Credit: Jason Getz / Jason.Getz@ajc.com

Fulton County prosecutors could unveil criminal charges as early as August, on top of the charges he faces in New York and the federal indictment that was unsealed this past week.

And though Trump got a warm embrace from the delegates, who greeted him with a sustained standing ovation, many of the state’s most prominent Republicans are openly courting his rivals.

Florida Gov. Ron DeSantis had a surprisingly warm reception from party leaders when he last visited Georgia a few weeks ago. U.S. Rep. Rich McCormick recently became the state’s highest-ranking Republican to formally back a Trump rival when he endorsed DeSantis.

“We need a warrior who will do whatever it takes to champion conservative values and safeguard the next generation,” said McCormick, who represents a deeply conservative district north of Atlanta.

Former U.N. Ambassador Nikki Haley, too, has developed key support in Georgia despite her middling poll numbers, landing some of the state’s most prominent donors and the backing of state Rep. Deborah Silcox, who is leading a pro-Haley initiative.

And, in a significant strategic shift, Kemp has ended his hands-off approach to the former president. After long avoiding openly criticizing Trump, the governor delivered his first direct attack against the former president a few days before the convention.

Credit: Natrice Miller / Natrice.Miller@ajc.com

Credit: Natrice Miller / Natrice.Miller@ajc.com

Raffensperger, too, has adopted a less restrained approach to Trump. He told Fox News on Saturday the GOP needs “principled” leaders who can build broad-based coalitions, referring to the clear victories that he and Kemp scored in last year’s midterm.

“That’s how you win,” he told the network. “And that’s how Republicans win not only in Georgia, but nationwide.”

A poll released by Kemp’s political network this week points to Trump’s challenges in Georgia. It showed that a generic Republican had a roughly 10-point edge over Biden in the state, but Trump was neck-and-neck with the president.

It reinforced the urgent warnings from Kemp and his allies, who say that Trump’s obsessive “sour grapes” over his 2020 defeat will doom the party’s chances in must-win Georgia.

Trump, however, senses a new opening to mobilize his supporters to fight what he calls one of the most “horrific abuses of power in the history of our country.”

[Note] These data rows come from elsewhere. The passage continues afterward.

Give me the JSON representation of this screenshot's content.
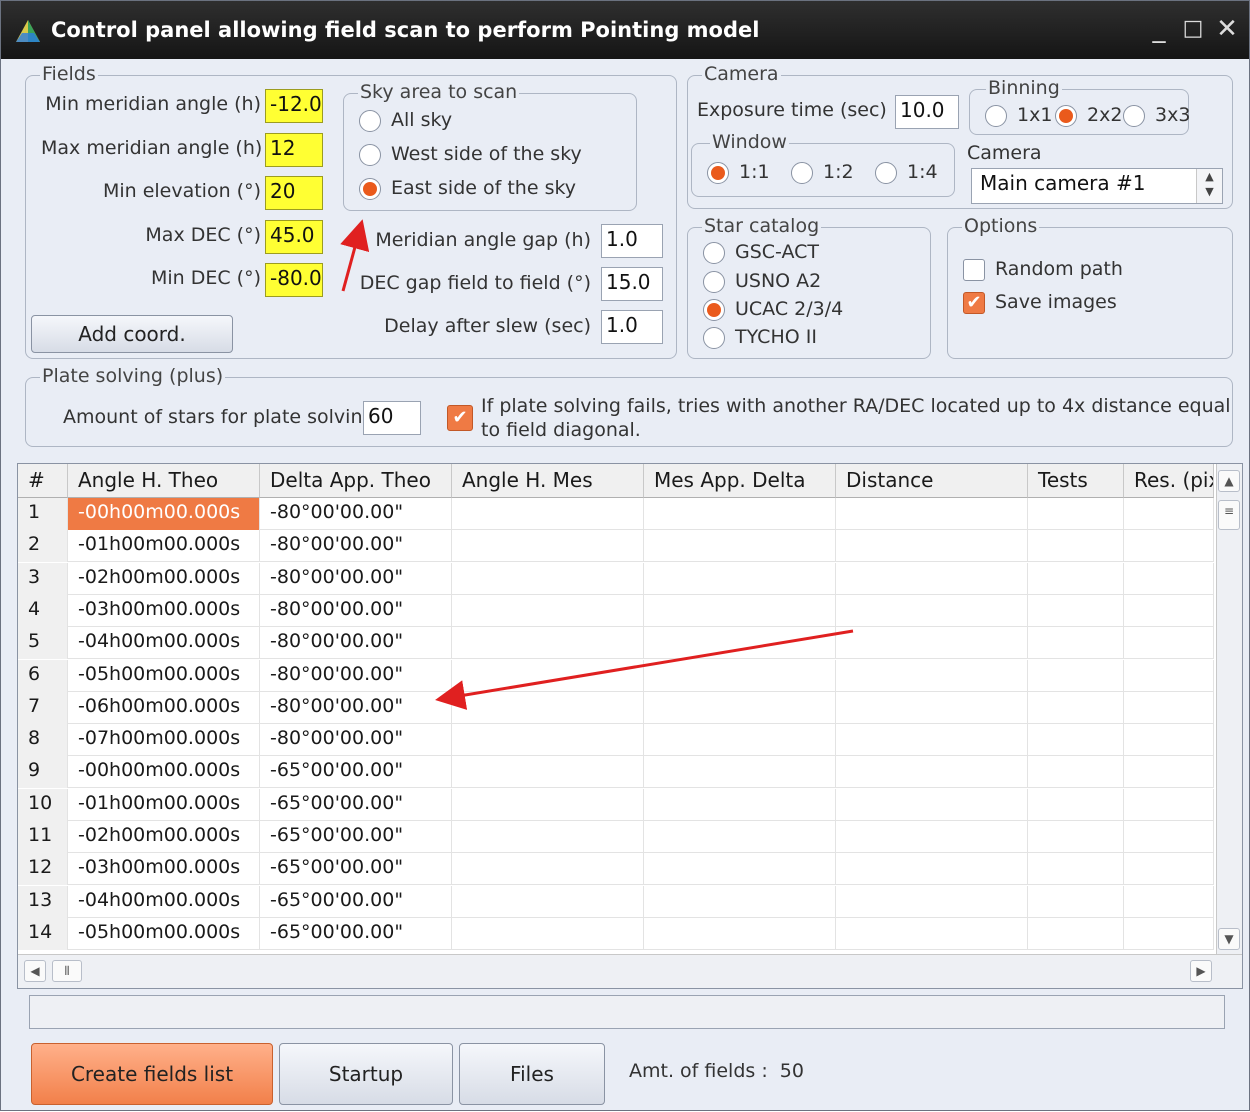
{
  "window": {
    "title": "Control panel allowing field scan to perform Pointing model"
  },
  "fields": {
    "group_label": "Fields",
    "min_meridian_label": "Min meridian angle (h)",
    "min_meridian_value": "-12.0",
    "max_meridian_label": "Max meridian angle (h)",
    "max_meridian_value": "12",
    "min_elevation_label": "Min elevation (°)",
    "min_elevation_value": "20",
    "max_dec_label": "Max DEC (°)",
    "max_dec_value": "45.0",
    "min_dec_label": "Min DEC (°)",
    "min_dec_value": "-80.0",
    "add_coord_label": "Add coord.",
    "meridian_gap_label": "Meridian angle gap (h)",
    "meridian_gap_value": "1.0",
    "dec_gap_label": "DEC gap field to field (°)",
    "dec_gap_value": "15.0",
    "delay_label": "Delay after slew (sec)",
    "delay_value": "1.0"
  },
  "sky_area": {
    "group_label": "Sky area to scan",
    "options": [
      "All sky",
      "West side of the sky",
      "East side of the sky"
    ],
    "selected": "East side of the sky"
  },
  "camera": {
    "group_label": "Camera",
    "exposure_label": "Exposure time (sec)",
    "exposure_value": "10.0",
    "binning_label": "Binning",
    "binning_options": [
      "1x1",
      "2x2",
      "3x3"
    ],
    "binning_selected": "2x2",
    "window_label": "Window",
    "window_options": [
      "1:1",
      "1:2",
      "1:4"
    ],
    "window_selected": "1:1",
    "camera_label": "Camera",
    "camera_selected": "Main camera #1"
  },
  "star_catalog": {
    "group_label": "Star catalog",
    "options": [
      "GSC-ACT",
      "USNO A2",
      "UCAC 2/3/4",
      "TYCHO II"
    ],
    "selected": "UCAC 2/3/4"
  },
  "options": {
    "group_label": "Options",
    "random_path_label": "Random path",
    "random_path_checked": false,
    "save_images_label": "Save images",
    "save_images_checked": true
  },
  "plate_solving": {
    "group_label": "Plate solving (plus)",
    "amount_label": "Amount of stars for plate solving",
    "amount_value": "60",
    "retry_line1": "If plate solving fails, tries with another RA/DEC located up to 4x distance equal",
    "retry_line2": "to field diagonal.",
    "retry_checked": true
  },
  "table": {
    "columns": [
      "#",
      "Angle H. Theo",
      "Delta App. Theo",
      "Angle H. Mes",
      "Mes App. Delta",
      "Distance",
      "Tests",
      "Res. (pix"
    ],
    "rows": [
      [
        "1",
        "-00h00m00.000s",
        "-80°00'00.00\""
      ],
      [
        "2",
        "-01h00m00.000s",
        "-80°00'00.00\""
      ],
      [
        "3",
        "-02h00m00.000s",
        "-80°00'00.00\""
      ],
      [
        "4",
        "-03h00m00.000s",
        "-80°00'00.00\""
      ],
      [
        "5",
        "-04h00m00.000s",
        "-80°00'00.00\""
      ],
      [
        "6",
        "-05h00m00.000s",
        "-80°00'00.00\""
      ],
      [
        "7",
        "-06h00m00.000s",
        "-80°00'00.00\""
      ],
      [
        "8",
        "-07h00m00.000s",
        "-80°00'00.00\""
      ],
      [
        "9",
        "-00h00m00.000s",
        "-65°00'00.00\""
      ],
      [
        "10",
        "-01h00m00.000s",
        "-65°00'00.00\""
      ],
      [
        "11",
        "-02h00m00.000s",
        "-65°00'00.00\""
      ],
      [
        "12",
        "-03h00m00.000s",
        "-65°00'00.00\""
      ],
      [
        "13",
        "-04h00m00.000s",
        "-65°00'00.00\""
      ],
      [
        "14",
        "-05h00m00.000s",
        "-65°00'00.00\""
      ]
    ]
  },
  "footer": {
    "create_label": "Create fields list",
    "startup_label": "Startup",
    "files_label": "Files",
    "amount_text": "Amt. of fields :  50"
  },
  "colors": {
    "highlight": "#ffff33",
    "accent": "#ef7a44",
    "annotation_arrow": "#e02020"
  }
}
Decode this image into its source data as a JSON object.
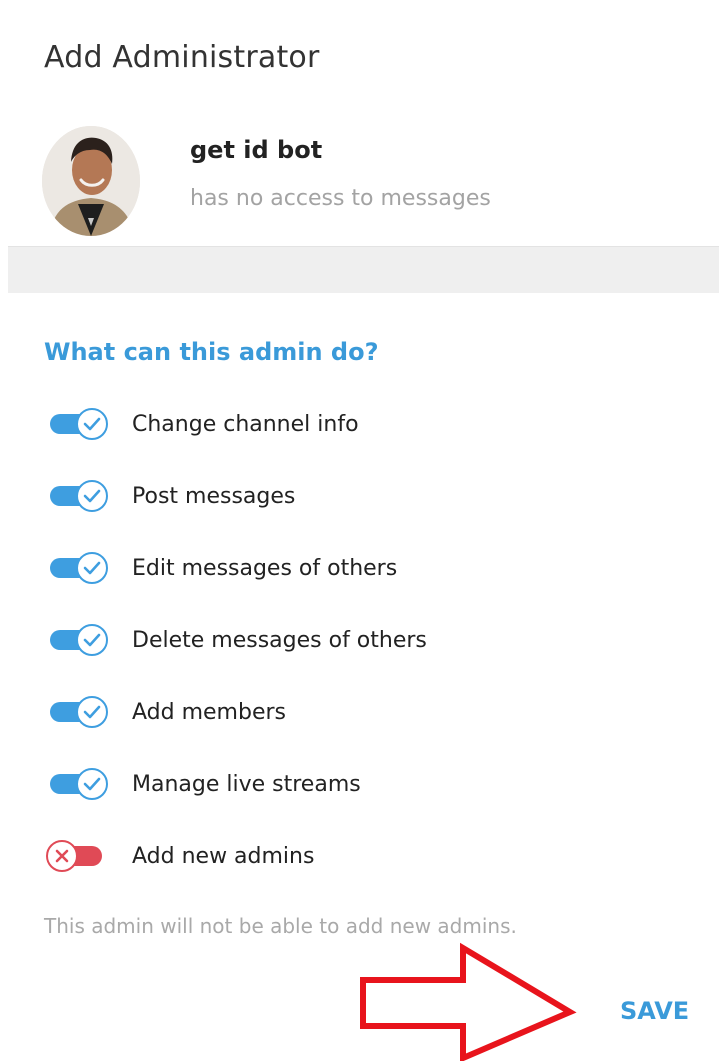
{
  "dialog": {
    "title": "Add Administrator",
    "save_label": "SAVE"
  },
  "bot": {
    "name": "get id bot",
    "status": "has no access to messages"
  },
  "permissions": {
    "section_title": "What can this admin do?",
    "items": [
      {
        "label": "Change channel info",
        "enabled": true
      },
      {
        "label": "Post messages",
        "enabled": true
      },
      {
        "label": "Edit messages of others",
        "enabled": true
      },
      {
        "label": "Delete messages of others",
        "enabled": true
      },
      {
        "label": "Add members",
        "enabled": true
      },
      {
        "label": "Manage live streams",
        "enabled": true
      },
      {
        "label": "Add new admins",
        "enabled": false
      }
    ],
    "hint": "This admin will not be able to add new admins."
  },
  "colors": {
    "accent": "#3a9ad9",
    "toggle_on": "#3e9ee0",
    "toggle_off": "#e04a56",
    "annotation_arrow": "#e8141c"
  }
}
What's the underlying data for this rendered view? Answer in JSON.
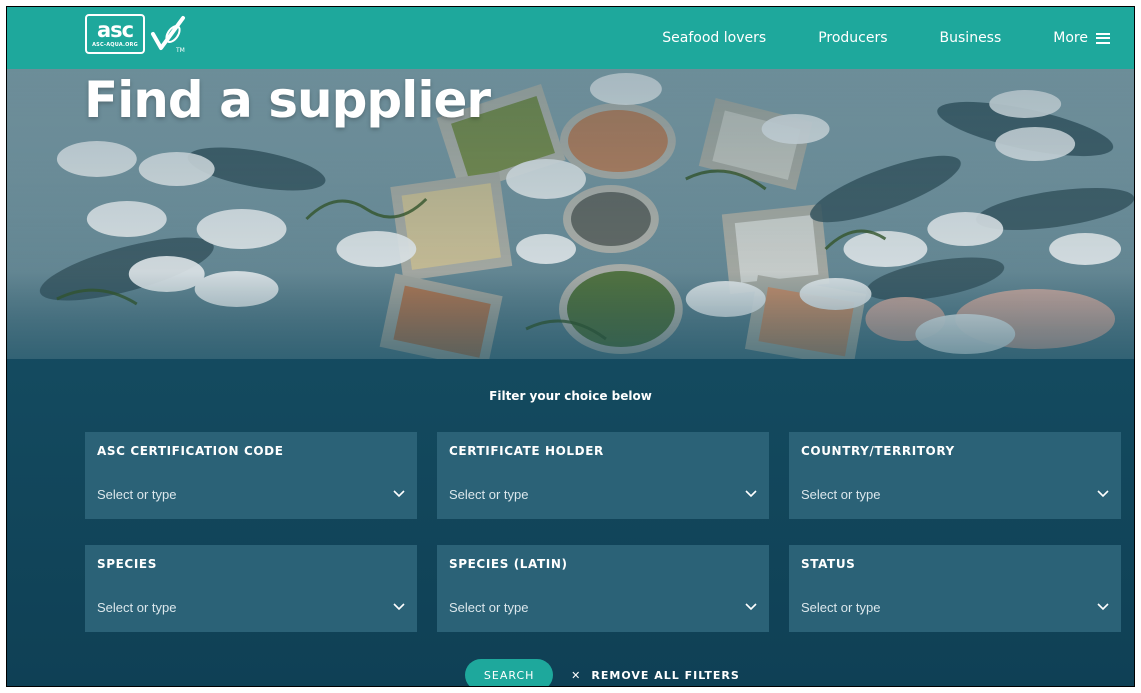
{
  "brand": {
    "logo_text": "asc",
    "logo_domain": "ASC-AQUA.ORG",
    "logo_tm": "TM"
  },
  "nav": {
    "items": [
      {
        "label": "Seafood lovers"
      },
      {
        "label": "Producers"
      },
      {
        "label": "Business"
      }
    ],
    "more_label": "More"
  },
  "hero": {
    "title": "Find a supplier"
  },
  "filters": {
    "heading": "Filter your choice below",
    "fields": [
      {
        "label": "ASC CERTIFICATION CODE",
        "placeholder": "Select or type"
      },
      {
        "label": "CERTIFICATE HOLDER",
        "placeholder": "Select or type"
      },
      {
        "label": "COUNTRY/TERRITORY",
        "placeholder": "Select or type"
      },
      {
        "label": "SPECIES",
        "placeholder": "Select or type"
      },
      {
        "label": "SPECIES (LATIN)",
        "placeholder": "Select or type"
      },
      {
        "label": "STATUS",
        "placeholder": "Select or type"
      }
    ]
  },
  "actions": {
    "search_label": "SEARCH",
    "remove_label": "REMOVE ALL FILTERS"
  },
  "colors": {
    "teal": "#1ea89c",
    "navy": "#154d62",
    "panel": "#2b6277"
  }
}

“Either the Communists win and destroy America,” he said of his political opponents, “or we destroy the Communists.”